======== Records for the task ========
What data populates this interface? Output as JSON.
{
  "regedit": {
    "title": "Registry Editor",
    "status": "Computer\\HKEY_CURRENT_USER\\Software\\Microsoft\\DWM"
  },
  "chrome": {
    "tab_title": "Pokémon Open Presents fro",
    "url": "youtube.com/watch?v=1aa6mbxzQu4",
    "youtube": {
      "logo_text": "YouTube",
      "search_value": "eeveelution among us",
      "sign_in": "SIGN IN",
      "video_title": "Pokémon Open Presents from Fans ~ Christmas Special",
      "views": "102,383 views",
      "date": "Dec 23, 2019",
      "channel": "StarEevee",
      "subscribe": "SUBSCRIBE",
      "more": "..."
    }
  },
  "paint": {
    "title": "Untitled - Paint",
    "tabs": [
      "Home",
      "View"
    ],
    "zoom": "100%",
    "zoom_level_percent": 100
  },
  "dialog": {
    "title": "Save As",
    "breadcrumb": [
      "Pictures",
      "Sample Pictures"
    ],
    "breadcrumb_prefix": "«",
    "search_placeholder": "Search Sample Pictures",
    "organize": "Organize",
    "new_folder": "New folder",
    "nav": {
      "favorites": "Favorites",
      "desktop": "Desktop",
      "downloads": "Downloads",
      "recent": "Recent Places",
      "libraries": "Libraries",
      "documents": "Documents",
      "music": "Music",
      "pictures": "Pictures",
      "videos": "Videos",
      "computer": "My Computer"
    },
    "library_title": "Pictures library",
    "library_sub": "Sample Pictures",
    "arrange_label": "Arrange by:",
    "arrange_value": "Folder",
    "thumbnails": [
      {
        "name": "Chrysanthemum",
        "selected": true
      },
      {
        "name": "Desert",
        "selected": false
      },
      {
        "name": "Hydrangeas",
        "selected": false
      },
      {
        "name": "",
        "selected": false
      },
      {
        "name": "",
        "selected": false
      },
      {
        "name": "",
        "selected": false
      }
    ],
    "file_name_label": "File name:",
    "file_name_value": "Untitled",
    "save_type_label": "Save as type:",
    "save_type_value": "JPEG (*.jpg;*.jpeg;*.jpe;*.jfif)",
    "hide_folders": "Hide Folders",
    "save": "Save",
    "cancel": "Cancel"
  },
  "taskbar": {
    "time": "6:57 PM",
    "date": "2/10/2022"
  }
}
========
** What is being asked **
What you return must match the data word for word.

** Output of the task **
What data populates this interface? Output as JSON.
{
  "regedit": {
    "title": "Registry Editor",
    "status": "Computer\\HKEY_CURRENT_USER\\Software\\Microsoft\\DWM"
  },
  "chrome": {
    "tab_title": "Pokémon Open Presents fro",
    "url": "youtube.com/watch?v=1aa6mbxzQu4",
    "youtube": {
      "logo_text": "YouTube",
      "search_value": "eeveelution among us",
      "sign_in": "SIGN IN",
      "video_title": "Pokémon Open Presents from Fans ~ Christmas Special",
      "views": "102,383 views",
      "date": "Dec 23, 2019",
      "channel": "StarEevee",
      "subscribe": "SUBSCRIBE",
      "more": "..."
    }
  },
  "paint": {
    "title": "Untitled - Paint",
    "tabs": [
      "Home",
      "View"
    ],
    "zoom": "100%",
    "zoom_level_percent": 100
  },
  "dialog": {
    "title": "Save As",
    "breadcrumb": [
      "Pictures",
      "Sample Pictures"
    ],
    "breadcrumb_prefix": "«",
    "search_placeholder": "Search Sample Pictures",
    "organize": "Organize",
    "new_folder": "New folder",
    "nav": {
      "favorites": "Favorites",
      "desktop": "Desktop",
      "downloads": "Downloads",
      "recent": "Recent Places",
      "libraries": "Libraries",
      "documents": "Documents",
      "music": "Music",
      "pictures": "Pictures",
      "videos": "Videos",
      "computer": "My Computer"
    },
    "library_title": "Pictures library",
    "library_sub": "Sample Pictures",
    "arrange_label": "Arrange by:",
    "arrange_value": "Folder",
    "thumbnails": [
      {
        "name": "Chrysanthemum",
        "selected": true
      },
      {
        "name": "Desert",
        "selected": false
      },
      {
        "name": "Hydrangeas",
        "selected": false
      },
      {
        "name": "",
        "selected": false
      },
      {
        "name": "",
        "selected": false
      },
      {
        "name": "",
        "selected": false
      }
    ],
    "file_name_label": "File name:",
    "file_name_value": "Untitled",
    "save_type_label": "Save as type:",
    "save_type_value": "JPEG (*.jpg;*.jpeg;*.jpe;*.jfif)",
    "hide_folders": "Hide Folders",
    "save": "Save",
    "cancel": "Cancel"
  },
  "taskbar": {
    "time": "6:57 PM",
    "date": "2/10/2022"
  }
}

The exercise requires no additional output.